CDRH continuously recruits and selects highly qualified experts to serve as members and consultants on these panels. Potential candidates are asked to provide detailed information concerning financial holdings, employment as well as research grants and contracts to identify any potential or imputed conflicts of interest. Interested individuals should send their curriculum vitae to njp@cdrh.fda.gov.

The MDAC panels are key to ensuring that the agency has access to the nation’s esteemed medical and scientific experts and to making the FDA medical device review process transparent to stakeholders. The Office of Device Evaluation greatly appreciates the significant contributions that the advisory panel members and consultants make to the ongoing medical device review process.

 ODE Integrity Program

During this fiscal year, ODE/OIVD considered about 58 cases concerning the integrity of data submitted to the agency in premarket applications. Under the Application Integrity Program (AIP), three firms were placed on the AIP list and AIP restrictions applied against these firms. An Integrity Hold was placed on three firms’ applications during FY 04, and we removed one application from Integrity Hold.
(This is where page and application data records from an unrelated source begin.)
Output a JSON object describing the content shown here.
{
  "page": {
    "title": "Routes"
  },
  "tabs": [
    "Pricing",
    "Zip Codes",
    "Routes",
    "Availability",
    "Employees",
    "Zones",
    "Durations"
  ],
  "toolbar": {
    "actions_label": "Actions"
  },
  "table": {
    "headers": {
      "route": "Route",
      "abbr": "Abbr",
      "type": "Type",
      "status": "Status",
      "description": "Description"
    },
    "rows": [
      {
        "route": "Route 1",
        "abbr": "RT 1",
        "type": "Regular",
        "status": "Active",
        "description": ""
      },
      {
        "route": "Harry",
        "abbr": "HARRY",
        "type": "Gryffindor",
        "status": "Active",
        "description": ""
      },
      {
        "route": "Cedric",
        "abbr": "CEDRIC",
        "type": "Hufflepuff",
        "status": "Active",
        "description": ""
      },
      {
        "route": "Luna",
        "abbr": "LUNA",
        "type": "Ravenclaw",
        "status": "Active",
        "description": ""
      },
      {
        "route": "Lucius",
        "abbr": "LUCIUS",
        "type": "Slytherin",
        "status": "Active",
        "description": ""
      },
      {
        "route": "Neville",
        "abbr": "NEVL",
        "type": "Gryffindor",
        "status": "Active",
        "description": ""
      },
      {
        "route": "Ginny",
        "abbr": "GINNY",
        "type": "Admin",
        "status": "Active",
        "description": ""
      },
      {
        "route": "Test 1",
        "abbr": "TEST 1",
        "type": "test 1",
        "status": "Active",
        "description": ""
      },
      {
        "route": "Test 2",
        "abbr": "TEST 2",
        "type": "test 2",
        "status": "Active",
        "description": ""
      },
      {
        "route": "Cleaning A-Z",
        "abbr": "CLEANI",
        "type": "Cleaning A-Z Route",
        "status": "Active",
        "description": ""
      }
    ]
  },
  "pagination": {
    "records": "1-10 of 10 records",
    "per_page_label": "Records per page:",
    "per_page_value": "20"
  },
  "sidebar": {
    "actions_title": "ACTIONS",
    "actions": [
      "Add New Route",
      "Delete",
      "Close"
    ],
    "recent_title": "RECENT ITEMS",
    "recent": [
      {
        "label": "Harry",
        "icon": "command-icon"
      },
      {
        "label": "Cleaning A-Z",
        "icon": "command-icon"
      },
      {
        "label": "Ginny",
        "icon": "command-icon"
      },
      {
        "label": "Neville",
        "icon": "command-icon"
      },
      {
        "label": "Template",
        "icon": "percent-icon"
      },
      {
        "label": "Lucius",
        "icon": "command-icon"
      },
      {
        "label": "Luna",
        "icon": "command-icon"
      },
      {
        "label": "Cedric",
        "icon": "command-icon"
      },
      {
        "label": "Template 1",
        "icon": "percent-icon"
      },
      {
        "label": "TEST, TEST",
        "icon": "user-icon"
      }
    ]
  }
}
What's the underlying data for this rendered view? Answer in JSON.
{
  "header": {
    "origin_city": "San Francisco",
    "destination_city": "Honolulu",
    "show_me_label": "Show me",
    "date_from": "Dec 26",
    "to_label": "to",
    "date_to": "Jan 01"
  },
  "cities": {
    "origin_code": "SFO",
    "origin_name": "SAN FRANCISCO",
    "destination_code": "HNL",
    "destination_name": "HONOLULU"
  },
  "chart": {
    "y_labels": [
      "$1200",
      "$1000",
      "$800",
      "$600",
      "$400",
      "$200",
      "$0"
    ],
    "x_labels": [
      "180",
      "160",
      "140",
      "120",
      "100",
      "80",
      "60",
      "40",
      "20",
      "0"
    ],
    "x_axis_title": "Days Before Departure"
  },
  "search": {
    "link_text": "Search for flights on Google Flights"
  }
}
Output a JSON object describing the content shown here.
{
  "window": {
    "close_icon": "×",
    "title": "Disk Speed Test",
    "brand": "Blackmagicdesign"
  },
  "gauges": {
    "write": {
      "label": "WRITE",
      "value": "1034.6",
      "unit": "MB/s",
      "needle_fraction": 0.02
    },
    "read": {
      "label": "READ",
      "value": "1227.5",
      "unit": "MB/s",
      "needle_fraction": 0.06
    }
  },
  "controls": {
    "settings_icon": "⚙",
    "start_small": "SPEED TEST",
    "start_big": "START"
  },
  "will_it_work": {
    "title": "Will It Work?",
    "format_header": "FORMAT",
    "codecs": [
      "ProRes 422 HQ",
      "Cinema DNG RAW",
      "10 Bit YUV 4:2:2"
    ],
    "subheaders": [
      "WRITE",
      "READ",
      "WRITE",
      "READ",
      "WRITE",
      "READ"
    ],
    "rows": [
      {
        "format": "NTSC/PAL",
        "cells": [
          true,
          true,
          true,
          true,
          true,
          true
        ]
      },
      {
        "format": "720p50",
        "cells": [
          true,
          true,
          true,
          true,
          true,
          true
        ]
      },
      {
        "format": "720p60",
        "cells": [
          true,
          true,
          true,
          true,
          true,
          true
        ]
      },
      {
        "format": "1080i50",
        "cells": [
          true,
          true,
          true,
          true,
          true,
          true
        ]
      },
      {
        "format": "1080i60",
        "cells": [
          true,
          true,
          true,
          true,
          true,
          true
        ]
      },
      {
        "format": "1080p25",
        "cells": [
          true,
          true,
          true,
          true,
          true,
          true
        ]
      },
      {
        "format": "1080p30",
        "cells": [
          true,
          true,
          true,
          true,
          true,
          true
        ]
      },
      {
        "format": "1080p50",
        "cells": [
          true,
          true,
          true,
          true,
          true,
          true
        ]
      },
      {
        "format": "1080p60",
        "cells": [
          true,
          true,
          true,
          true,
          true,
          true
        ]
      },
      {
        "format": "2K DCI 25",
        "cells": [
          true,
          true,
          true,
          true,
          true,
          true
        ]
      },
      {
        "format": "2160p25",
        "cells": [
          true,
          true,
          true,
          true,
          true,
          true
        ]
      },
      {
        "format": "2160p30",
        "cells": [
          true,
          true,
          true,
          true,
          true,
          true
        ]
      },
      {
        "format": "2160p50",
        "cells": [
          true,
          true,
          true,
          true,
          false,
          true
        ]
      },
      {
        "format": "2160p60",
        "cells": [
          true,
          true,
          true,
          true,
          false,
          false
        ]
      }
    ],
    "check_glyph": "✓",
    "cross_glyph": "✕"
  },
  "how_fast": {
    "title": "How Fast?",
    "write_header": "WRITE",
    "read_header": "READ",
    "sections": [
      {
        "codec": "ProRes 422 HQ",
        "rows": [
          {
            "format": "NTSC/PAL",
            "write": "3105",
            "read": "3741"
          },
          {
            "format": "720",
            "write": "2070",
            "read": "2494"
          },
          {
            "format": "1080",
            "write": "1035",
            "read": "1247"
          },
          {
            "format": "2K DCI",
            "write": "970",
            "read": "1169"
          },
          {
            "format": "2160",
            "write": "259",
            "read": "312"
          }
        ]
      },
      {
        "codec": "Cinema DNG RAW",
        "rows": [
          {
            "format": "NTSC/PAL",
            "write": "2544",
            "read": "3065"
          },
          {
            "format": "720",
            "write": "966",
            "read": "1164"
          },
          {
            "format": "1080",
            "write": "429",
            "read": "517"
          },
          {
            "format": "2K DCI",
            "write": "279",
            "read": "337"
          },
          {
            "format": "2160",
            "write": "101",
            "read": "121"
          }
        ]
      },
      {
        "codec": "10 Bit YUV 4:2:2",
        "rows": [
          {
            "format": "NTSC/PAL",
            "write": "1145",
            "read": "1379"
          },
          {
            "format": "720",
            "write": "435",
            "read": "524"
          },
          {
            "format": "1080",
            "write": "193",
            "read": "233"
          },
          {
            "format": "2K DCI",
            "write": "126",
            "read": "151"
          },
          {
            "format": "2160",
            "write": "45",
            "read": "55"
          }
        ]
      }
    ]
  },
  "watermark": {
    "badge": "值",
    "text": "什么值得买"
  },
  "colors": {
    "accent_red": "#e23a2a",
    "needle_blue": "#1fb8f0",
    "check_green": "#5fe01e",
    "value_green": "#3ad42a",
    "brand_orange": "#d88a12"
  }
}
ODE handled 25 instances related to questions arising under the standards of conduct for employees. During FY 04, as in years past, the ODE/OIVD staff received several unsolicited gifts from the regulated industry. Both the offering of gifts and their acceptance in general, are prohibited under applicable laws and regulations. The regulated industry, their agents and representatives should not send gifts to staff members. See Standards of Ethical Conduct for Employees of the Executive Branch on the internet at